2) Mileage to time conversion: I have no idea how he concludes that 1 mile = 6 minutes round trip. Living father away generally implies freeway utlization, where a marginal mile would be closer to 2 minutes round trip. (Anecdote: I live in SF. Thanks to the lack of freeway system within the city itself, a commute may be shorter (and use not much more gas) living 20 miles away from work in the suburbs than 7 miles away within the city borders).

3) Value of time. On a long commute, I'm not necessarily wasting time. Whenever I had one, I deferred actual reading I would otherwise do to podcasts.

I've always found the main benefit of a short commute is flexibility (go home and back in the middle of the day) and reduction of stress (traffic sucks). It is awesome to have a shorter commute, but in no way is it worth spending nearly $250k more on a house solely to live 15 miles closer to work for a typical person.

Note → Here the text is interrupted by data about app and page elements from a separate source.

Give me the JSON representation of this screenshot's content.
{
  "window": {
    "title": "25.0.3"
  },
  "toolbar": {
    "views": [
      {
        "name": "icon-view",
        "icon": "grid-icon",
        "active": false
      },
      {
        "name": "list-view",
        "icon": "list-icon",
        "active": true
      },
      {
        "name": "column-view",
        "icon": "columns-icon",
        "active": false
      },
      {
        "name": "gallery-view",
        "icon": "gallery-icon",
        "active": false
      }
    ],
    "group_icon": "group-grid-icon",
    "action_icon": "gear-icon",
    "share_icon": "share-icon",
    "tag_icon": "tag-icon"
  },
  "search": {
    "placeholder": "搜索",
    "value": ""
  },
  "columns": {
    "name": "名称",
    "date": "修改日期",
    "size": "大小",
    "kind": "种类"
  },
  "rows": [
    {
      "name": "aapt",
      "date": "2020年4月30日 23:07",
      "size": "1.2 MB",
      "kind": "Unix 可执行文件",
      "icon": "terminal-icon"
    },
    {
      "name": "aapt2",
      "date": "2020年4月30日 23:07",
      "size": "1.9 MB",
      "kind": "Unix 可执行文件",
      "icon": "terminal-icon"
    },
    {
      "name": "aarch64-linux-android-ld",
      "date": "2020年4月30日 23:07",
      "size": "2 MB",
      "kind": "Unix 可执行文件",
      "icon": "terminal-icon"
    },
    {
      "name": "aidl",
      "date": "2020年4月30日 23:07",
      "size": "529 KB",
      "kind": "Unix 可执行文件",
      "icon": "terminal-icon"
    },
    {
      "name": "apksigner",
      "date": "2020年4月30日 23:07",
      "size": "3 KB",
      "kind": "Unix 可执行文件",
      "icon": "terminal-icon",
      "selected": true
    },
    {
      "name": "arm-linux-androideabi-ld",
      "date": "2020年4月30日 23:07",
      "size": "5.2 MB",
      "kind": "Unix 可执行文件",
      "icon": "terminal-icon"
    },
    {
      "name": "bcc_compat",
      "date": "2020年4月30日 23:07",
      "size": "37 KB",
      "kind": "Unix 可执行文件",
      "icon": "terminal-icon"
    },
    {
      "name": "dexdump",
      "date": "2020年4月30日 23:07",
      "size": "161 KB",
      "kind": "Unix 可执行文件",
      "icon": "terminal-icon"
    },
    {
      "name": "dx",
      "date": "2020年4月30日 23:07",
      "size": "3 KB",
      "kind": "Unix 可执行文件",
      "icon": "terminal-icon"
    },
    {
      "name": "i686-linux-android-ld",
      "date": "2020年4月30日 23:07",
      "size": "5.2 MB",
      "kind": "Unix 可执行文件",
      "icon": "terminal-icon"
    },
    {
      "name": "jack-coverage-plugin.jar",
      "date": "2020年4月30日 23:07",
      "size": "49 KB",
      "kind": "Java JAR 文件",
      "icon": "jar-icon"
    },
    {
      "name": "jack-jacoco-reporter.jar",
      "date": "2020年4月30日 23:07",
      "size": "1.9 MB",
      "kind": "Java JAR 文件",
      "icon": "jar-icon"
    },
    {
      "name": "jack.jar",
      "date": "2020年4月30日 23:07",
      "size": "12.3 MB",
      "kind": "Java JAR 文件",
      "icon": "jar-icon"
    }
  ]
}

Yes, the 6 minutes per mile thing seemed weird to me. I live and work in SF now, but I used to work in Santa Clara, and I would do the drive in about 40 minutes -- just about 1 minute per mile. I drove at non-peak times, and my off-highway time was usually no more than about 10 minutes.

Then I started working in San Mateo... half the distance, but usually 25-30 minutes. Off-highway time increased, and on-highway decreased. Still, though, a far cry from 6 min/mile.

But I'm so much happier now that my commute involves only 6 blocks of walking and a 20 minute bus ride. I can even read on the bus! It's great, though the lack of control over my transportation still bothers me.

What bus goes from SF to San Mateo in 20 minutes?

Guidelines | FAQ | Support | API | Security | Lists | Bookmarklet | Legal | Apply to YC | Contact